%%

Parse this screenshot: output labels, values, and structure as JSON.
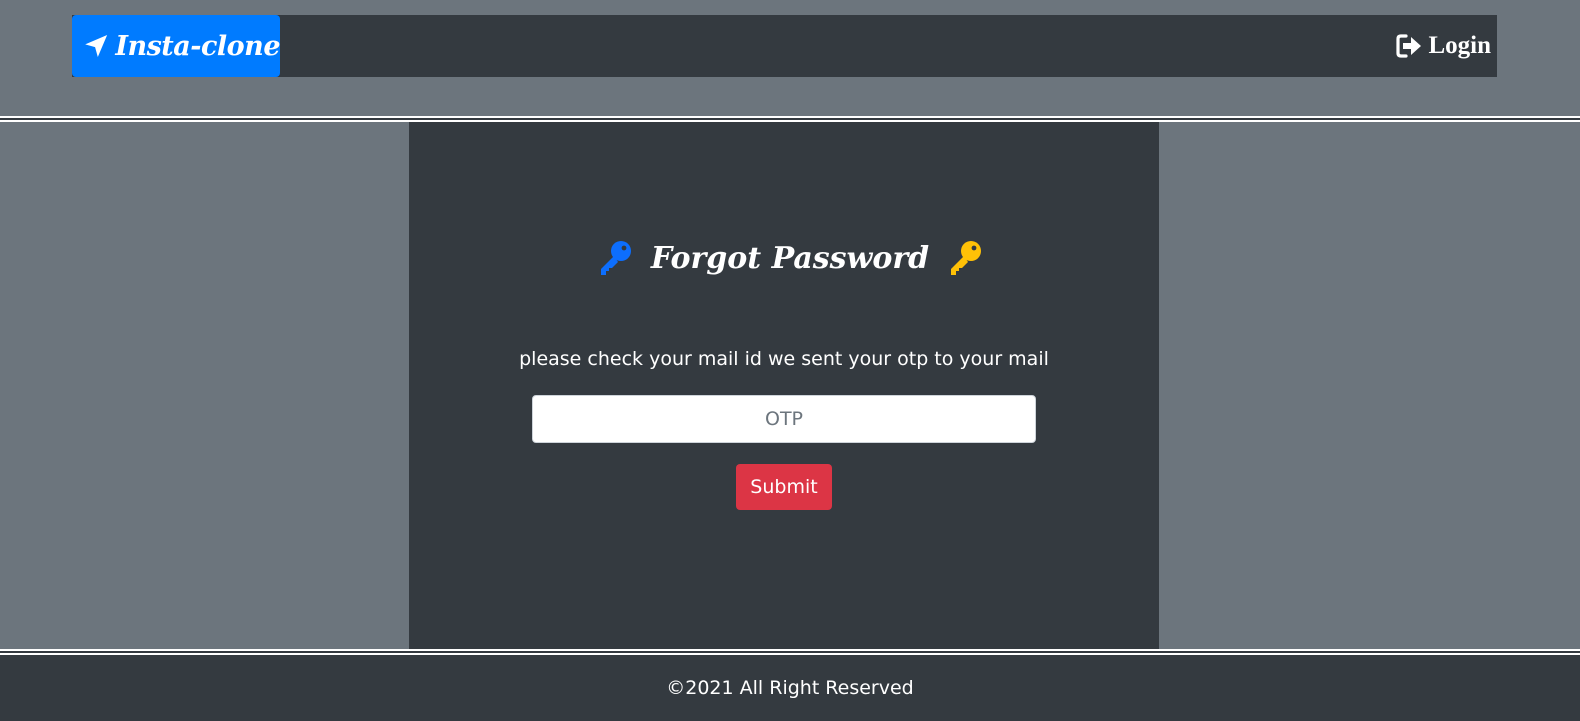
{
  "navbar": {
    "brand_label": "Insta-clone",
    "brand_icon": "paper-plane-icon",
    "login_label": "Login",
    "login_icon": "sign-in-icon"
  },
  "form": {
    "title": "Forgot Password",
    "left_icon": "key-icon",
    "right_icon": "key-icon",
    "message": "please check your mail id we sent your otp to your mail",
    "otp_placeholder": "OTP",
    "otp_value": "",
    "submit_label": "Submit"
  },
  "footer": {
    "text": "©2021 All Right Reserved"
  },
  "colors": {
    "page_background": "#6c757d",
    "dark_panel": "#343a40",
    "brand_blue": "#007bff",
    "submit_red": "#dc3545",
    "key_blue": "#0d6efd",
    "key_gold": "#ffc107"
  }
}
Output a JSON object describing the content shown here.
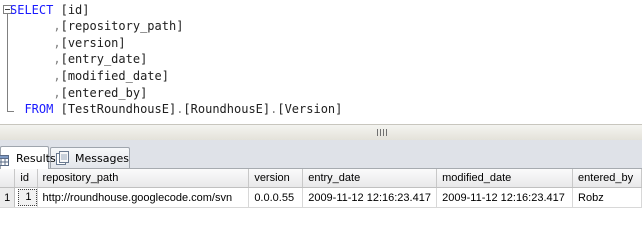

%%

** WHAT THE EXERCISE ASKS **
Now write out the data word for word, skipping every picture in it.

** ANSWER FOR THIS EXERCISE **
Parse this screenshot: output labels, values, and structure as JSON.
{
  "navbar": {
    "brand_label": "Insta-clone",
    "brand_icon": "paper-plane-icon",
    "login_label": "Login",
    "login_icon": "sign-in-icon"
  },
  "form": {
    "title": "Forgot Password",
    "left_icon": "key-icon",
    "right_icon": "key-icon",
    "message": "please check your mail id we sent your otp to your mail",
    "otp_placeholder": "OTP",
    "otp_value": "",
    "submit_label": "Submit"
  },
  "footer": {
    "text": "©2021 All Right Reserved"
  },
  "colors": {
    "page_background": "#6c757d",
    "dark_panel": "#343a40",
    "brand_blue": "#007bff",
    "submit_red": "#dc3545",
    "key_blue": "#0d6efd",
    "key_gold": "#ffc107"
  }
}
Output a JSON object describing the content shown here.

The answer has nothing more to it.